What the task requires | Please copy the records exactly as they appear, with all pictures left out.

─── Given data ───

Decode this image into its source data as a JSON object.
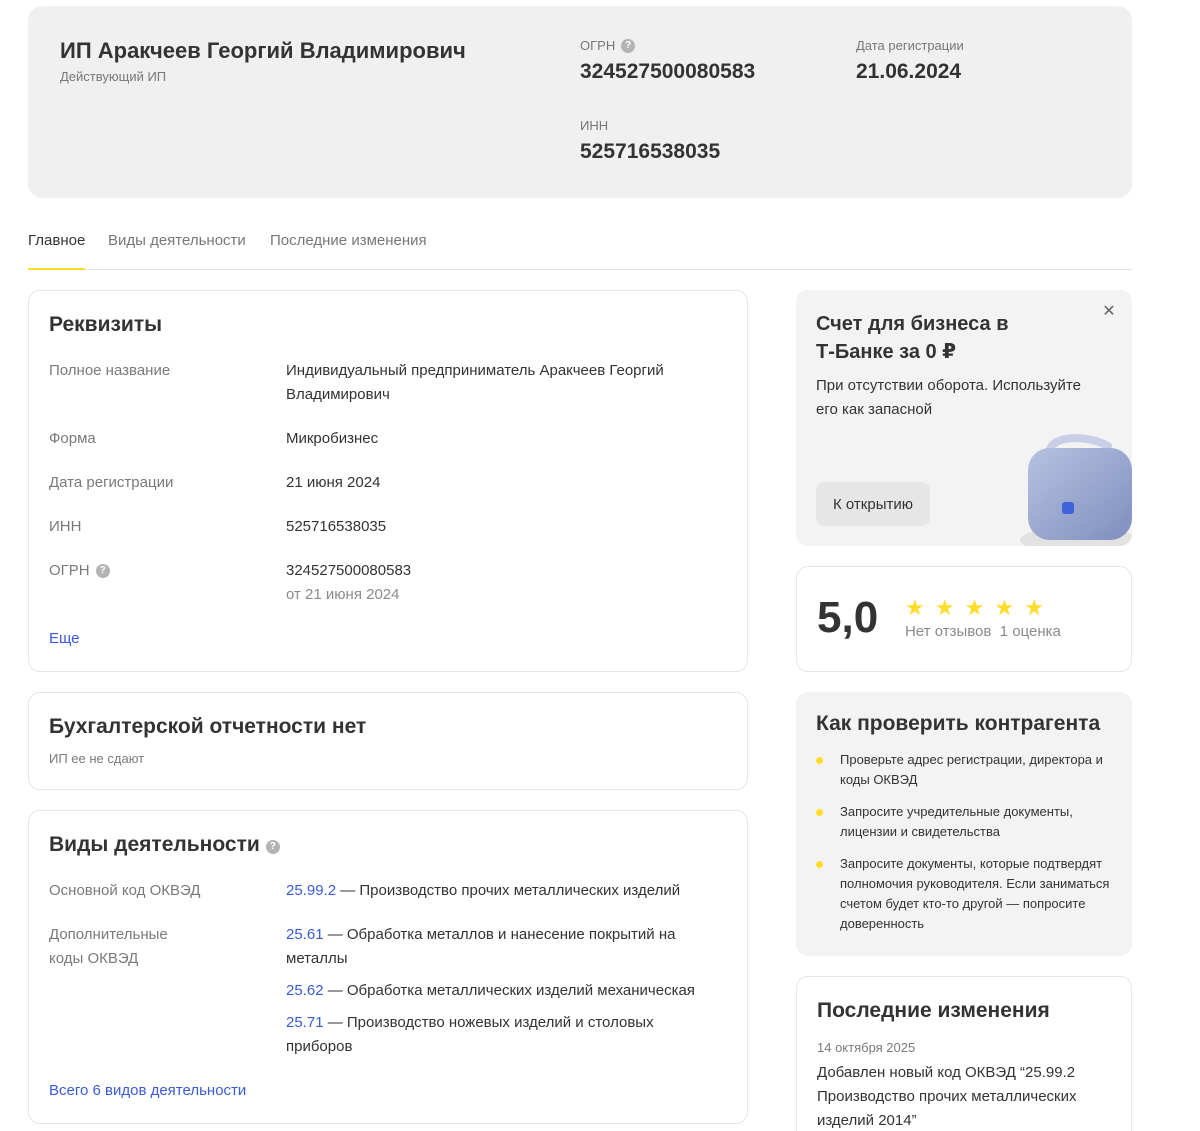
{
  "company": {
    "name": "ИП Аракчеев Георгий Владимирович",
    "status": "Действующий ИП",
    "ogrn_label": "ОГРН",
    "ogrn": "324527500080583",
    "inn_label": "ИНН",
    "inn": "525716538035",
    "reg_date_label": "Дата регистрации",
    "reg_date": "21.06.2024"
  },
  "tabs": [
    "Главное",
    "Виды деятельности",
    "Последние изменения"
  ],
  "requisites": {
    "title": "Реквизиты",
    "rows": [
      {
        "label": "Полное название",
        "value": "Индивидуальный предприниматель Аракчеев Георгий Владимирович"
      },
      {
        "label": "Форма",
        "value": "Микробизнес"
      },
      {
        "label": "Дата регистрации",
        "value": "21 июня 2024"
      },
      {
        "label": "ИНН",
        "value": "525716538035"
      },
      {
        "label": "ОГРН",
        "value": "324527500080583",
        "sub": "от 21 июня 2024"
      }
    ],
    "more_link": "Еще"
  },
  "accounting": {
    "title": "Бухгалтерской отчетности нет",
    "subtitle": "ИП ее не сдают"
  },
  "activities": {
    "title": "Виды деятельности",
    "main_label": "Основной код ОКВЭД",
    "main": {
      "code": "25.99.2",
      "desc": " — Производство прочих металлических изделий"
    },
    "extra_label": "Дополнительные коды ОКВЭД",
    "extra": [
      {
        "code": "25.61",
        "desc": " — Обработка металлов и нанесение покрытий на металлы"
      },
      {
        "code": "25.62",
        "desc": " — Обработка металлических изделий механическая"
      },
      {
        "code": "25.71",
        "desc": " — Производство ножевых изделий и столовых приборов"
      }
    ],
    "all_link": "Всего 6 видов деятельности"
  },
  "promo": {
    "title": "Счет для бизнеса в Т‑Банке за 0 ₽",
    "desc": "При отсутствии оборота. Используйте его как запасной",
    "button": "К открытию",
    "close_icon": "close-icon",
    "accent": "#8e9ec9"
  },
  "rating": {
    "score": "5,0",
    "stars": 5,
    "stars_text": "★ ★ ★ ★ ★",
    "reviews": "Нет отзывов",
    "count": "1 оценка",
    "star_color": "#ffdd2d"
  },
  "check": {
    "title": "Как проверить контрагента",
    "items": [
      "Проверьте адрес регистрации, директора и коды ОКВЭД",
      "Запросите учредительные документы, лицензии и свидетельства",
      "Запросите документы, которые подтвердят полномочия руководителя. Если заниматься счетом будет кто‑то другой — попросите доверенность"
    ]
  },
  "changes": {
    "title": "Последние изменения",
    "date": "14 октября 2025",
    "text": "Добавлен новый код ОКВЭД “25.99.2 Производство прочих металлических изделий 2014”"
  },
  "colors": {
    "accent_yellow": "#ffdd2d",
    "link": "#3a5bd9"
  }
}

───

Your solution |
Decode this image into its source data as a JSON object.
{
  "company": {
    "name": "ИП Аракчеев Георгий Владимирович",
    "status": "Действующий ИП",
    "ogrn_label": "ОГРН",
    "ogrn": "324527500080583",
    "inn_label": "ИНН",
    "inn": "525716538035",
    "reg_date_label": "Дата регистрации",
    "reg_date": "21.06.2024"
  },
  "tabs": [
    "Главное",
    "Виды деятельности",
    "Последние изменения"
  ],
  "requisites": {
    "title": "Реквизиты",
    "rows": [
      {
        "label": "Полное название",
        "value": "Индивидуальный предприниматель Аракчеев Георгий Владимирович"
      },
      {
        "label": "Форма",
        "value": "Микробизнес"
      },
      {
        "label": "Дата регистрации",
        "value": "21 июня 2024"
      },
      {
        "label": "ИНН",
        "value": "525716538035"
      },
      {
        "label": "ОГРН",
        "value": "324527500080583",
        "sub": "от 21 июня 2024"
      }
    ],
    "more_link": "Еще"
  },
  "accounting": {
    "title": "Бухгалтерской отчетности нет",
    "subtitle": "ИП ее не сдают"
  },
  "activities": {
    "title": "Виды деятельности",
    "main_label": "Основной код ОКВЭД",
    "main": {
      "code": "25.99.2",
      "desc": " — Производство прочих металлических изделий"
    },
    "extra_label": "Дополнительные коды ОКВЭД",
    "extra": [
      {
        "code": "25.61",
        "desc": " — Обработка металлов и нанесение покрытий на металлы"
      },
      {
        "code": "25.62",
        "desc": " — Обработка металлических изделий механическая"
      },
      {
        "code": "25.71",
        "desc": " — Производство ножевых изделий и столовых приборов"
      }
    ],
    "all_link": "Всего 6 видов деятельности"
  },
  "promo": {
    "title": "Счет для бизнеса в Т‑Банке за 0 ₽",
    "desc": "При отсутствии оборота. Используйте его как запасной",
    "button": "К открытию",
    "close_icon": "close-icon",
    "accent": "#8e9ec9"
  },
  "rating": {
    "score": "5,0",
    "stars": 5,
    "stars_text": "★ ★ ★ ★ ★",
    "reviews": "Нет отзывов",
    "count": "1 оценка",
    "star_color": "#ffdd2d"
  },
  "check": {
    "title": "Как проверить контрагента",
    "items": [
      "Проверьте адрес регистрации, директора и коды ОКВЭД",
      "Запросите учредительные документы, лицензии и свидетельства",
      "Запросите документы, которые подтвердят полномочия руководителя. Если заниматься счетом будет кто‑то другой — попросите доверенность"
    ]
  },
  "changes": {
    "title": "Последние изменения",
    "date": "14 октября 2025",
    "text": "Добавлен новый код ОКВЭД “25.99.2 Производство прочих металлических изделий 2014”"
  },
  "colors": {
    "accent_yellow": "#ffdd2d",
    "link": "#3a5bd9"
  }
}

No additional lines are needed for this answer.